Broome, Graves met to discuss Baton Rouge tram
Mayor Sharon Weston Broome was scheduled to meet today with Congressman Garret Graves to discuss, among other things, the future of the proposed Nicholson Drive tram and how it could be part of a larger mass transit network in Baton Rouge.
Broome says she wants to see what kind of federal funding opportunities might exist to help defray the cost of an expanded mass transit plan for the city that could include a tram, electric buses and additional CATS bus routes.
Earlier in the week, Broome met with executives from HNTB, the engineering firm selected in 2016 to help the city design and plan the proposed 3.4-mile streetcar line that would run between LSU and downtown.
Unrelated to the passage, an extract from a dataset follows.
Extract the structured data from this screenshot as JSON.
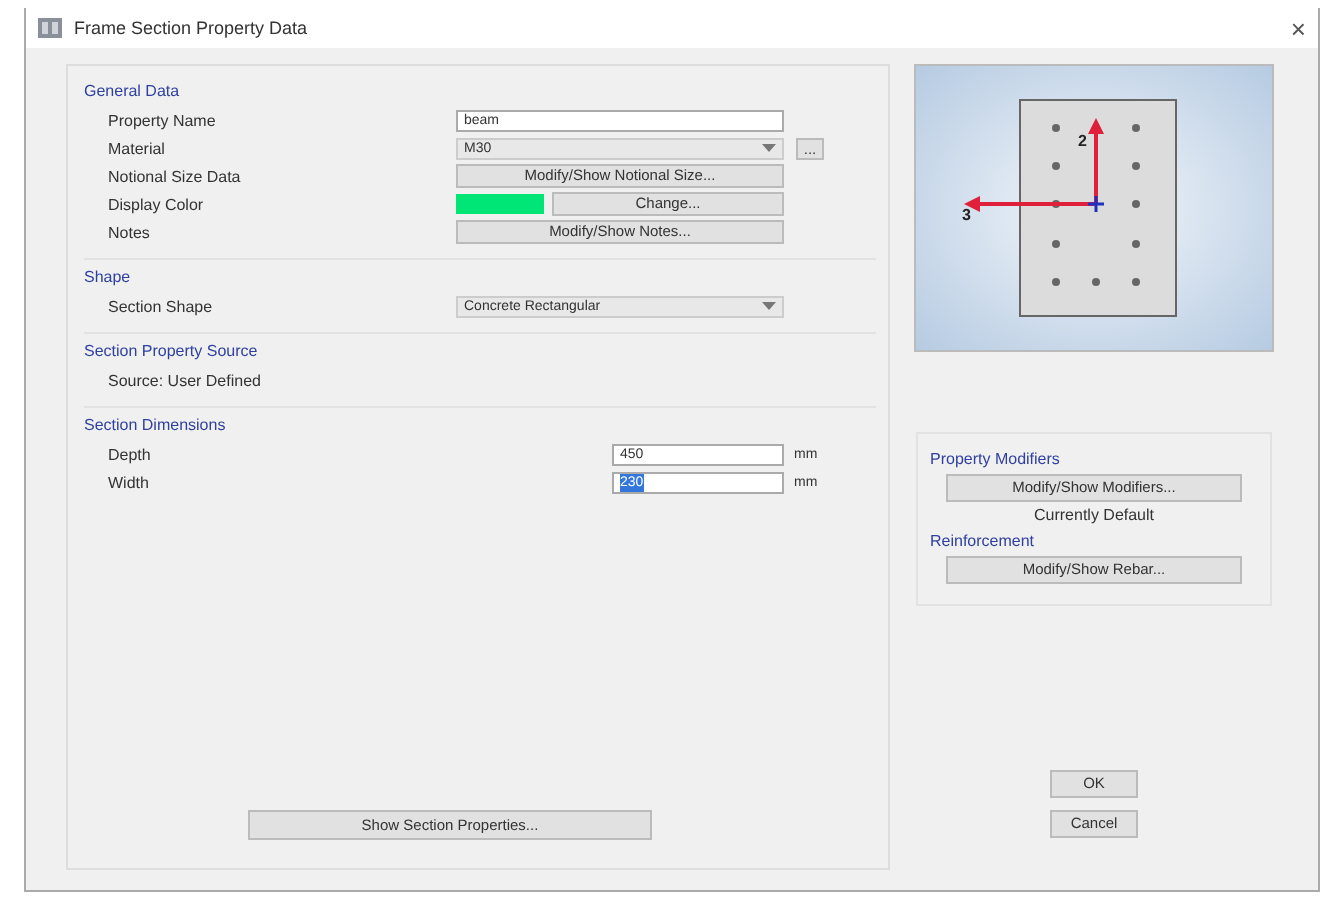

HNTB would also help prepare the city’s grant application to the Federal Transit Administration for some $85 million, about 50% of the estimated project cost.
At the meeting with HNTB, Broome asked the firm to include in its scope of work for the city an additional item that would map out how the tram project would fit into a broader transit and mobility plan.
“I told them there really needs to be an overall mass transit and mobility plan that includes the tram link corridor but goes beyond the tram link corridor,” she says. “I talked about the need for collaboration with CATS and further investigation for federal support for a broad plan.”
It’s unclear whether the expanded mass transit plan Broome is pushing will derail the tram project. The city-parish decided not to apply this year for the $85 million grant, which was due in September, because Broome wanted to rethink the project, which initially was well received by the FTA and got speedy environmental clearance.
HNTB Gulf Coast Deputy Office Leader Bryan Jones says in order to make the September 2018 application deadline the mayor will need to decide by February whether she wants to move forward with the project. Jones says it will take about six months to prepare the application and address several key issues in it, namely, how will the tram be funded, how it will be governed and operated, and who will be riding it.
Broome says she has serious concerns about funding for the project. Preliminary ideas floated during former Mayor Kip Holden’s administration included creation of a taxing district in the area around the tram line, and utilization of parking revenues from a new downtown parking system.
But the parking system overhaul is running a year behind schedule and hasn’t yet been implemented, and the only discussions around creation of a taxing district have been met by resistance from downtown business leaders and some Metro Council members.
“There are still pieces to that puzzle that need to be in place when we talk about the financing and I believe we have to talk about the tram in the context of a broader vision of transportation,” Broome says. “It’s a progressive transportation progress. I understand that. But we have to show a bigger vision to everybody in this parish.”